Native American population in 1492

The Indian population of the continental United States was small. Nobody really knows what the Indian population was in what became known as North and South America when Columbus arrived in 1492. However, everyone agrees that the vast majority of Indians lived south of the Rio Grande River, in Central and South America.

One fact few people know is that the horse is NOT native to America; horses were brought to the New World from Europe. Until the Indians began to get horses (through trade or theft), their range was limited to walking distance from their villages. The Indians didn’t have rifles either. Without horses or rifles, the Indian’s ability to hunt and get food was limited and the sustainable population was very limited.
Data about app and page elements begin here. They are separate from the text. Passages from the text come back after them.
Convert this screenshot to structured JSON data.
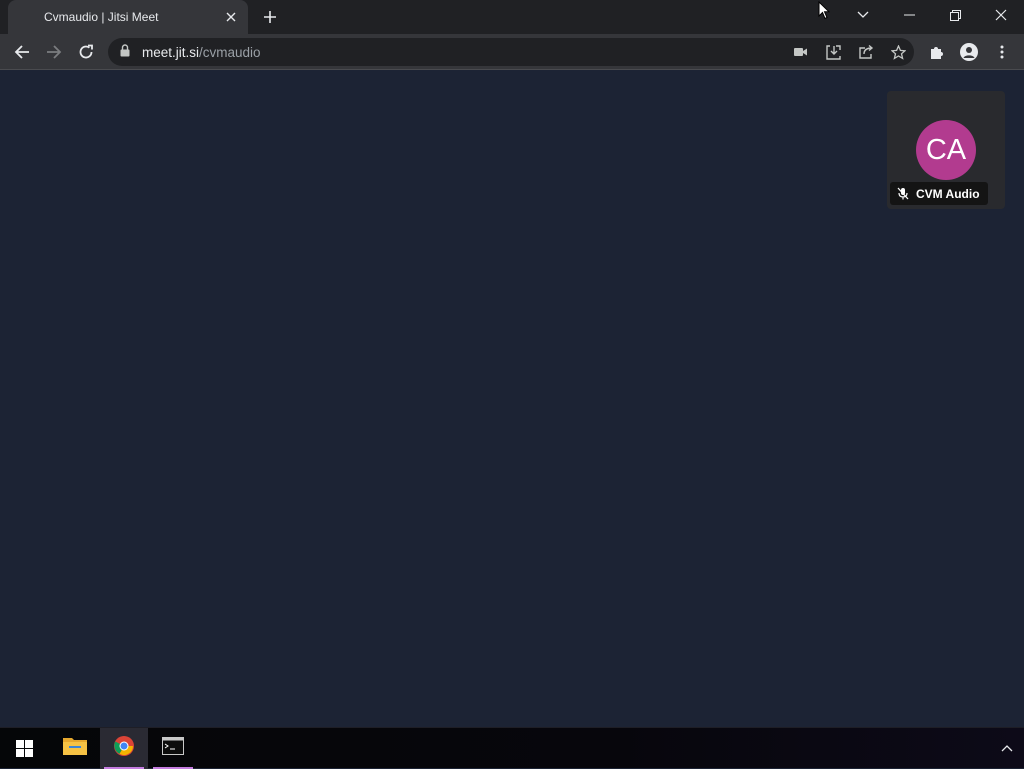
{
  "browser": {
    "tab": {
      "title": "Cvmaudio | Jitsi Meet"
    },
    "address": {
      "host": "meet.jit.si",
      "path": "/cvmaudio"
    }
  },
  "meeting": {
    "participant": {
      "initials": "CA",
      "name": "CVM Audio",
      "avatar_color": "#b23b8f",
      "muted": true
    }
  },
  "taskbar": {
    "apps": [
      "windows-start",
      "file-explorer",
      "google-chrome",
      "command-prompt"
    ],
    "active_app": "google-chrome"
  },
  "colors": {
    "meeting_bg": "#1c2334",
    "tab_bg": "#35363a",
    "accent": "#c57de0"
  }
}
Anthropologist James Mooney, in the 1890s, estimated a population of one million Indians in the United States. Mooney, who spent much of his adult life living with and studying different Indian tribes, determined his estimate by computing population density of each tribe, based on what the land could sustain.

Anthropologist Russell Thornton has the population at 5 million for the continental US, 2 million for Canada and 65 million Indians for Central and South America and the Caribbean Islands.[4] These numbers do not necessarily represent the high mark for the native population. There are numerous instances of large native civilizations dying out long before Columbus arrived. Some anthropologists believe the population peak occurred around 1200 AD.

When large numbers of settlers began moving westward from the east coast of the US, a lot of the land in North America was open land and uninhabited. The Indian population - which had never been large - had been reduced even further by tribal wars and disease. Most of the land that was “stolen” had no one on it. The Indians only used a small percentage of the land mass north of the Rio Grande River.


Sections in this article

The Indians were NOT superior human beings.

Native American population in 1492 (this page)

Death by Disease

Desperate people will not be stopped

Selective unforgiveness

Broken Treaties - Indian Reservations


4. American Indian holocaust and survival: a population history since 1492 (1990) By Russell Thornton